**DATASET ENTRIES**
⟨

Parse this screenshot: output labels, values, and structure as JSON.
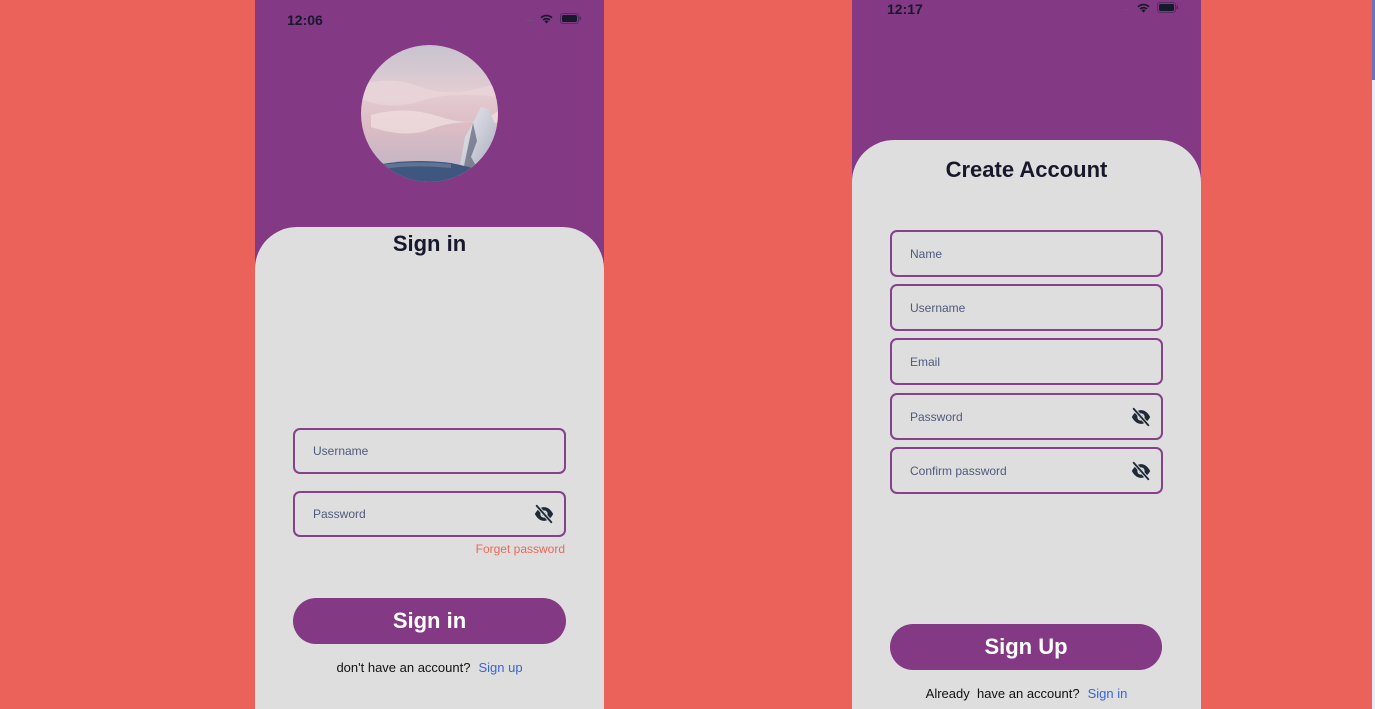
{
  "colors": {
    "background": "#EB625A",
    "header_purple": "#833984",
    "card_gray": "#DEDEDE",
    "field_border": "#86418A",
    "link_blue": "#3a63d6",
    "forget_orange": "#EB6A57"
  },
  "signin_screen": {
    "status_time": "12:06",
    "avatar_icon": "mountain-sky-photo",
    "title": "Sign in",
    "username_placeholder": "Username",
    "password_placeholder": "Password",
    "password_toggle_icon": "eye-off-icon",
    "forget_password": "Forget password",
    "submit_label": "Sign in",
    "footer_text": "don't have an account?",
    "footer_link": "Sign up"
  },
  "signup_screen": {
    "status_time": "12:17",
    "title": "Create Account",
    "name_placeholder": "Name",
    "username_placeholder": "Username",
    "email_placeholder": "Email",
    "password_placeholder": "Password",
    "confirm_placeholder": "Confirm password",
    "password_toggle_icon": "eye-off-icon",
    "submit_label": "Sign Up",
    "footer_text": "Already  have an account?",
    "footer_link": "Sign in"
  }
}
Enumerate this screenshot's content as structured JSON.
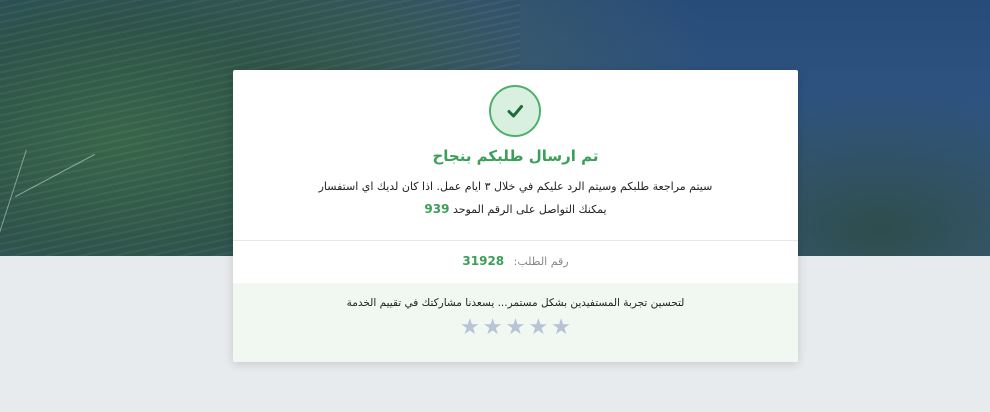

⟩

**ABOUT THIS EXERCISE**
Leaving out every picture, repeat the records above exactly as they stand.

**RESPONSE**
Parse this screenshot: output labels, values, and structure as JSON.
{
  "colors": {
    "background": "#EB625A",
    "header_purple": "#833984",
    "card_gray": "#DEDEDE",
    "field_border": "#86418A",
    "link_blue": "#3a63d6",
    "forget_orange": "#EB6A57"
  },
  "signin_screen": {
    "status_time": "12:06",
    "avatar_icon": "mountain-sky-photo",
    "title": "Sign in",
    "username_placeholder": "Username",
    "password_placeholder": "Password",
    "password_toggle_icon": "eye-off-icon",
    "forget_password": "Forget password",
    "submit_label": "Sign in",
    "footer_text": "don't have an account?",
    "footer_link": "Sign up"
  },
  "signup_screen": {
    "status_time": "12:17",
    "title": "Create Account",
    "name_placeholder": "Name",
    "username_placeholder": "Username",
    "email_placeholder": "Email",
    "password_placeholder": "Password",
    "confirm_placeholder": "Confirm password",
    "password_toggle_icon": "eye-off-icon",
    "submit_label": "Sign Up",
    "footer_text": "Already  have an account?",
    "footer_link": "Sign in"
  }
}
Enumerate this screenshot's content as structured JSON.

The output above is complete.